Michael Vlach, Professor of Theology at the Master’s Seminary, has written what I would consider the finest book on the kingdom of God since Alva McCain’s The Greatest of the Kingdom. He writes from a decidedly dispensational position and argues that the kingdom is the central and unifying theme of Scripture (pp. 5, 21-28, 582). His goal, as stated in the introduction, is “To present a comprehensive biblical theology of the kingdom of God from a new creationist perspective” (p. 11). He unpacks this statement on pages 14-16. Vlach rejects theological positions which advocate replacement theology (pp. 17, 367), or that attempt to reinterpret the Old Testament via the New Testament (pp. 32-41), and any ideas that the Cultural Mandate of Genesis 1:26-28 is incumbent on the church today (pp. 15-17, 60-67, 456-458, 544-545). Prophecies and promises concerning and given Israel in Scripture will be literally fulfilled (p. 17) in a literal kingdom on earth (p. 18). Vlach is premillennial (p. 17) and consistently uses grammatical-historical hermeneutics as his interpretive grid (pp. 33-37). As the author sees it, “The storyline after the fall of man in Genesis 3 will be the process by which God restores man to the kingdom mandate of Genesis 1:26-28” (pp. 63-64).
Following this storyline through Scripture is the uniqueness of He Will Reign Forever. After laying the necessary theological foundation for understanding the kingdom of God in Part One, Vlach launches into a systematic, thorough survey of Scripture’s teaching on the subject. Part Two outlines God’s kingdom program throughout the Old Testament. Tracing the kingdom from Genesis through the Exodus, on to the exile and regathering of Israel, and in the Psalms and writing prophets, Vlach makes his case for the centrality of the kingdom in Old Testament literature. Some important highlights include:
- Affirmation that the land promises found in the Abrahamic Covenant will be literally fulfilled (pp. 84-87).
- Israel’s OT mission was to draw the nations to God by means of their righteous living (pp. 95-96).
- Repentance of Israel as a nation is a condition for establishing the Messianic kingdom, which explains why Jesus did not set up the kingdom at the incarnation (pp. 100, 268-277, 322-324, 362-363, 367, 413-421, 431-452).
- The importance of the Davidic Covenant in regards to the restoration of the kingdom (pp. 115-118, 184-185, 569-579).
- How the Royal Psalms point to the kingdom (pp. 127-143).
- The New Covenant’s role in the kingdom (pp. 185-191, 199).

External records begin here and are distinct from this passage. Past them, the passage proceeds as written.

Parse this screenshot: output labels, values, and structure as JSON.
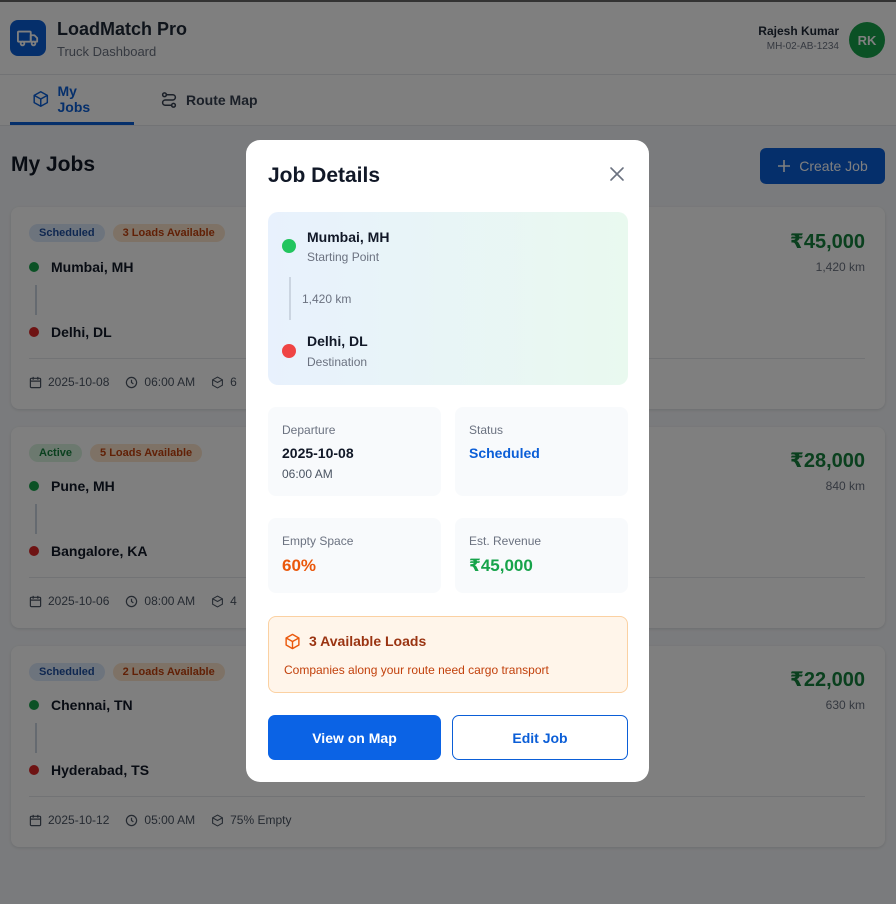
{
  "app": {
    "title": "LoadMatch Pro",
    "subtitle": "Truck Dashboard"
  },
  "user": {
    "name": "Rajesh Kumar",
    "vehicle": "MH-02-AB-1234",
    "initials": "RK"
  },
  "tabs": [
    {
      "label": "My Jobs",
      "active": true,
      "icon": "box-icon"
    },
    {
      "label": "Route Map",
      "active": false,
      "icon": "route-icon"
    }
  ],
  "page": {
    "title": "My Jobs",
    "create_label": "Create Job"
  },
  "jobs": [
    {
      "status": "Scheduled",
      "loads": "3 Loads Available",
      "from": "Mumbai, MH",
      "to": "Delhi, DL",
      "price": "₹45,000",
      "distance": "1,420 km",
      "date": "2025-10-08",
      "time": "06:00 AM",
      "empty": "6"
    },
    {
      "status": "Active",
      "loads": "5 Loads Available",
      "from": "Pune, MH",
      "to": "Bangalore, KA",
      "price": "₹28,000",
      "distance": "840 km",
      "date": "2025-10-06",
      "time": "08:00 AM",
      "empty": "4"
    },
    {
      "status": "Scheduled",
      "loads": "2 Loads Available",
      "from": "Chennai, TN",
      "to": "Hyderabad, TS",
      "price": "₹22,000",
      "distance": "630 km",
      "date": "2025-10-12",
      "time": "05:00 AM",
      "empty": "75% Empty"
    }
  ],
  "modal": {
    "title": "Job Details",
    "origin": {
      "city": "Mumbai, MH",
      "label": "Starting Point"
    },
    "distance": "1,420 km",
    "destination": {
      "city": "Delhi, DL",
      "label": "Destination"
    },
    "departure": {
      "label": "Departure",
      "date": "2025-10-08",
      "time": "06:00 AM"
    },
    "status": {
      "label": "Status",
      "value": "Scheduled"
    },
    "empty_space": {
      "label": "Empty Space",
      "value": "60%"
    },
    "revenue": {
      "label": "Est. Revenue",
      "value": "₹45,000"
    },
    "loads": {
      "title": "3 Available Loads",
      "desc": "Companies along your route need cargo transport"
    },
    "view_map_label": "View on Map",
    "edit_label": "Edit Job"
  },
  "colors": {
    "primary": "#0b5ed7",
    "success": "#16a34a",
    "danger": "#dc2626",
    "warning": "#c2410c"
  }
}
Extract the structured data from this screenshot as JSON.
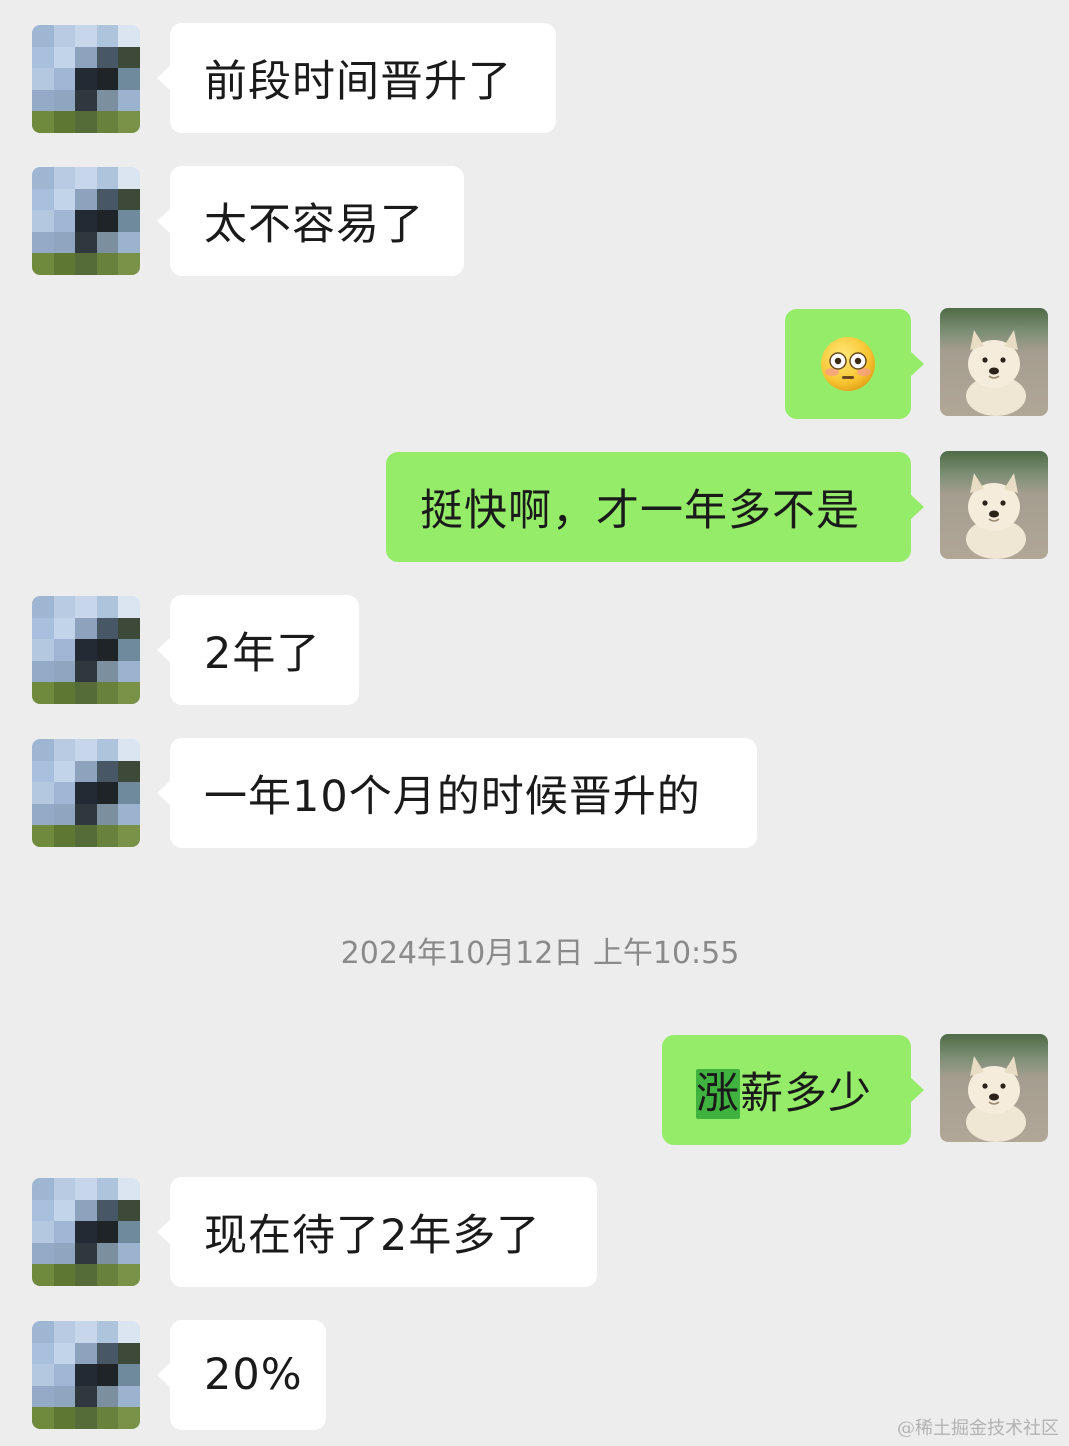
{
  "chat": {
    "messages": [
      {
        "side": "left",
        "text": "前段时间晋升了"
      },
      {
        "side": "left",
        "text": "太不容易了"
      },
      {
        "side": "right",
        "emoji": "flushed-face"
      },
      {
        "side": "right",
        "text": "挺快啊，才一年多不是"
      },
      {
        "side": "left",
        "text": "2年了"
      },
      {
        "side": "left",
        "text": "一年10个月的时候晋升的"
      },
      {
        "side": "right",
        "text_highlight": "涨",
        "text_rest": "薪多少"
      },
      {
        "side": "left",
        "text": "现在待了2年多了"
      },
      {
        "side": "left",
        "text": "20%"
      }
    ],
    "timestamp": "2024年10月12日 上午10:55"
  },
  "watermark": "@稀土掘金技术社区",
  "colors": {
    "background": "#ededed",
    "incoming_bubble": "#ffffff",
    "outgoing_bubble": "#95ec69",
    "highlight": "#3fb23f",
    "timestamp_text": "#8a8a8a"
  }
}
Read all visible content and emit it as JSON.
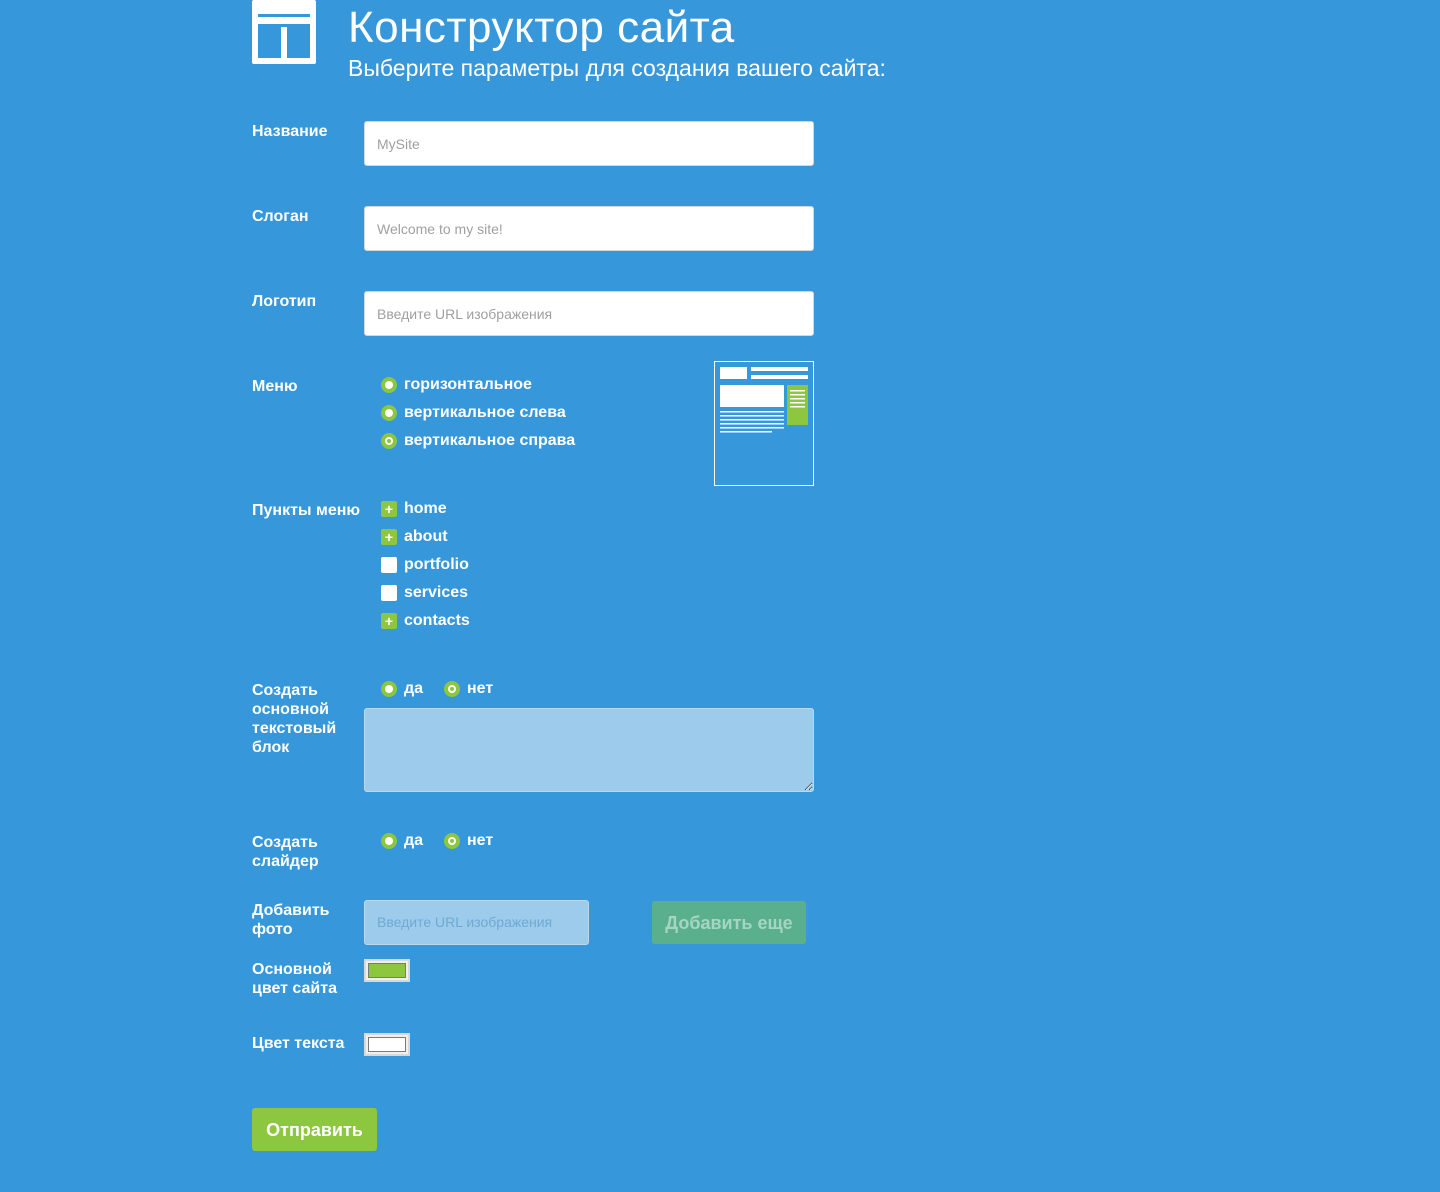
{
  "header": {
    "title": "Конструктор сайта",
    "subtitle": "Выберите параметры для создания вашего сайта:"
  },
  "fields": {
    "name": {
      "label": "Название",
      "placeholder": "MySite"
    },
    "slogan": {
      "label": "Слоган",
      "placeholder": "Welcome to my site!"
    },
    "logo": {
      "label": "Логотип",
      "placeholder": "Введите URL изображения"
    }
  },
  "menu": {
    "label": "Меню",
    "options": [
      {
        "label": "горизонтальное",
        "checked": false
      },
      {
        "label": "вертикальное слева",
        "checked": false
      },
      {
        "label": "вертикальное справа",
        "checked": true
      }
    ]
  },
  "menu_items": {
    "label": "Пункты меню",
    "items": [
      {
        "label": "home",
        "checked": true
      },
      {
        "label": "about",
        "checked": true
      },
      {
        "label": "portfolio",
        "checked": false
      },
      {
        "label": "services",
        "checked": false
      },
      {
        "label": "contacts",
        "checked": true
      }
    ]
  },
  "text_block": {
    "label_lines": [
      "Создать",
      "основной",
      "текстовый",
      "блок"
    ],
    "yes": "да",
    "no": "нет",
    "selected": "нет"
  },
  "slider": {
    "label_lines": [
      "Создать",
      "слайдер"
    ],
    "yes": "да",
    "no": "нет",
    "selected": "нет"
  },
  "photo": {
    "label_lines": [
      "Добавить",
      "фото"
    ],
    "placeholder": "Введите URL изображения",
    "add_more_label": "Добавить еще"
  },
  "main_color": {
    "label_lines": [
      "Основной",
      "цвет сайта"
    ],
    "value": "#8dc63f"
  },
  "text_color": {
    "label": "Цвет текста",
    "value": "#ffffff"
  },
  "submit_label": "Отправить",
  "colors": {
    "background": "#3797db",
    "accent": "#8dc63f"
  }
}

In Part Three Vlach turns to the New Testament demonstrating that the kingdom continues to be the primary theme (pp. 255-266). He begins this section by affirming that the New Testament authors defend the literal expectation of the Old Testament prophets and do not try to transcend or redefine what they wrote (p. 255). As such, “The NT continue[s] the kingdom storyline” (p. 255). Matthew, with its detail concern about the kingdom, is worthy of the 13 chapters Vlach devotes to it. These chapters, in this reviewer’s opinion, is the heart of the book and a most helpful study. Valuable exegesis of the Sermon on the Mount, the kingdom parables and the Olivet Discourse found in Matthew 13, are just some of the important content found in this section. When Vlach turns to the remainder of the New Testament he finds that, while the kingdom is not mentioned as often, it always frames the discussion. In Acts the author sees, with McClain, a second offer of the kingdom to the Jews in Acts 3:17-26 (pp. 413-421), an offer they once again reject. In the epistles of Paul there are only 14 references to the kingdom compared to 121 in the Synoptics and, even when it is referenced, Paul never defines it (p. 431). Still the kingdom never fades from the scene. Vlach devotes a chapter each to Paul’s epistles and the book of Hebrews, three chapters to the Revelation and a short chapter summarizing the NT teachings on the kingdom.
Part Four handles some of the more difficult theological issues related to the kingdom including reasons a Millennial kingdom is necessary (pp. 551-567), and Augustine’s view that the kingdom is spiritual, which has dominated and still dominates the kingdom related theology of much of the church (pp. 563-567). Chapter 38 traces the issues of the “already/not yet” construct. Known also as inaugurated eschatology, it is embraced by many evangelicals who believe Jesus inaugurated His kingdom at His first coming, so that the kingdom, to a certain extent, is present on earth today, but awaits complete fulfillment at His return. The author gives detailed attention to this subject showing that certain aspects of the Davidic Covenant are in place during the church age, but fully rejecting that Christ inaugurated the kingdom or sits on David’s throne today.
He Will Reign Forever is the most thorough, up-to-date and useful guide on the kingdom of God of which I am aware. It deserves a wide and careful reading by all who want to understand God’s program for the ages.
Reviewed by Gary E. Gilley, Pastor-teacher at Southern View Chapel.